You may not even know what a mass airflow sensor is, but you be assured that your car or truck does it one, it is also a common cause of the dreaded check engine light. The mass airflow sensor is what determines how much air your vehicle needs for optimum fuel efficiency. A failing mass airflow sensor (also known as a MAS) will cause several issues that you’ll notice:
- Trouble starting your vehicle or getting your engine to turn over
- Stalling engine, typically after starting
- Engine does not accelerate smoothly or is jumpy
- The engine constantly hiccups and doesn’t run smoothly
Replacing your MAS will run a few hundred dollars, around $300 depending on your vehicle. However if you have a bad MAS you most likely won’t need your check engine light to tell you something is wrong. You’ll know you have an issue and should be planning a trip to the mechanic as soon as possible.
Check Engine Reason #5: Spark Plugs or Plug Wires

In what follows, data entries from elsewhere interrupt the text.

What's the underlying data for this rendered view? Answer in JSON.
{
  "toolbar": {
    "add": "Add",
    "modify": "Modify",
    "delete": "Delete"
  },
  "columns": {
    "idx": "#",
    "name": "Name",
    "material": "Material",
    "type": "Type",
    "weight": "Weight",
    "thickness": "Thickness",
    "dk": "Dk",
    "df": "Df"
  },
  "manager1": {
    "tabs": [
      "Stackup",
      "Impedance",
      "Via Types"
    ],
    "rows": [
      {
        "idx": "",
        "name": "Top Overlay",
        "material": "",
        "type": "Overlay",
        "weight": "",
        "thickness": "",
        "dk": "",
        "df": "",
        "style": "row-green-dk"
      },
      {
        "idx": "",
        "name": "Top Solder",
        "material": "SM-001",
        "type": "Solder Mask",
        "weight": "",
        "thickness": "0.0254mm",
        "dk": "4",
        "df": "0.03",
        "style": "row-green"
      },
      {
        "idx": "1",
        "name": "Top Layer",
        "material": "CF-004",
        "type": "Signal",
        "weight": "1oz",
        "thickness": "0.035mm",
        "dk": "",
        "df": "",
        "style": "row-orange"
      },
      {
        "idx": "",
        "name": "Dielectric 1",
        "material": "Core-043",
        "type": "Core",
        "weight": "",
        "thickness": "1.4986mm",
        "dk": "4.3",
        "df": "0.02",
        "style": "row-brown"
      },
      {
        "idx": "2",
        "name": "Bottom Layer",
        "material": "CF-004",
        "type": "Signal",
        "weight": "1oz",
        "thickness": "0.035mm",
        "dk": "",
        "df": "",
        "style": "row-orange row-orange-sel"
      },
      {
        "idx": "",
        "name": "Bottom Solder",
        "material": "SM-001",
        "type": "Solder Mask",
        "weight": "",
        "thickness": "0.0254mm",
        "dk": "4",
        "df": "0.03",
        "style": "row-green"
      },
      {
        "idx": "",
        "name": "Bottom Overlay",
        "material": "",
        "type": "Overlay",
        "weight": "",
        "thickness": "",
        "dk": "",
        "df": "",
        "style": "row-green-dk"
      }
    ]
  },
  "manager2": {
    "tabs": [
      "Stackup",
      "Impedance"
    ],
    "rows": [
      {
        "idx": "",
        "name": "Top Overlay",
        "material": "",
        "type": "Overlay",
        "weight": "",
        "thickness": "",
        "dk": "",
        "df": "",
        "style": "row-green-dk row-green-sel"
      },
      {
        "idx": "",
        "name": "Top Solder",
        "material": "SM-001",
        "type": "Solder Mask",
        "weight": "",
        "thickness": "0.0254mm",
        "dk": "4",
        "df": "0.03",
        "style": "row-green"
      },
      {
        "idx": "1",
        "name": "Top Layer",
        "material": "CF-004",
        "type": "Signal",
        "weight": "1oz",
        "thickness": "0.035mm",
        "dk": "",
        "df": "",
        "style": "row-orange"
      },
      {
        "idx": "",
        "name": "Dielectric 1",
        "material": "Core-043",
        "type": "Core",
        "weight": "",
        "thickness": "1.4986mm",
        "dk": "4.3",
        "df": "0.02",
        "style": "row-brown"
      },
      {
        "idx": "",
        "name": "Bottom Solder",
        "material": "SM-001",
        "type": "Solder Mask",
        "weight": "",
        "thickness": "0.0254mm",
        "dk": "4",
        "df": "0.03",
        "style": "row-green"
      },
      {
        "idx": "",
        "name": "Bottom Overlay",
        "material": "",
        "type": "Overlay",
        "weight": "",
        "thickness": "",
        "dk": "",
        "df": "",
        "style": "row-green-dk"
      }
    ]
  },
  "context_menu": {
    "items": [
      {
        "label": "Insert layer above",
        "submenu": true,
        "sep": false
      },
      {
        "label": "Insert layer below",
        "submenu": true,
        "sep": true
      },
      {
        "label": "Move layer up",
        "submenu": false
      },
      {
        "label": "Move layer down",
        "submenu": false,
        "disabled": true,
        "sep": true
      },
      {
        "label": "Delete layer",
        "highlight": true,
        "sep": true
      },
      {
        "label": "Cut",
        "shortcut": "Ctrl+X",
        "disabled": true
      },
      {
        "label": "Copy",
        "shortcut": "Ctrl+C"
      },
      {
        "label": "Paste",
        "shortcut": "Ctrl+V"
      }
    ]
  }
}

Like your mass airflow sensor above, you’ll know you have a problem if your spark plugs and/or wires are starting to fail. And just like your MAS, bad plugs or wires will trigger your check engine light. Standard spark plugs have a life between 30-50,000 miles. If you see that engine line come on it is very likely that your plugs are starting to fail. The good news is replacing your plugs and possibly wires is not that expensive. Like all repairs it depends on your specific vehicle but oftentimes replacing spark plugs can be done for under $200.
There are plenty of signs of your plugs starting to go bad, but typically you’ll notice a decline in performance, engine sputtering, and not starting easily.
Fixing Your Check Engine Light In One Easy Step
We’ve covered the most common causes of check engine light, but many more exist. Your best, and easiest, bet to solve your check engine light issues is to take your car to a certified mechanic. They will be able to diagnose your issue quickly and give you an estimate in advance for repairs. If your engine light is on, give us a call here at Turn Key Automotive. Our staff of ASE certified mechanics can lend our decades of experience in Myrtle Beach to you and get you back on the road.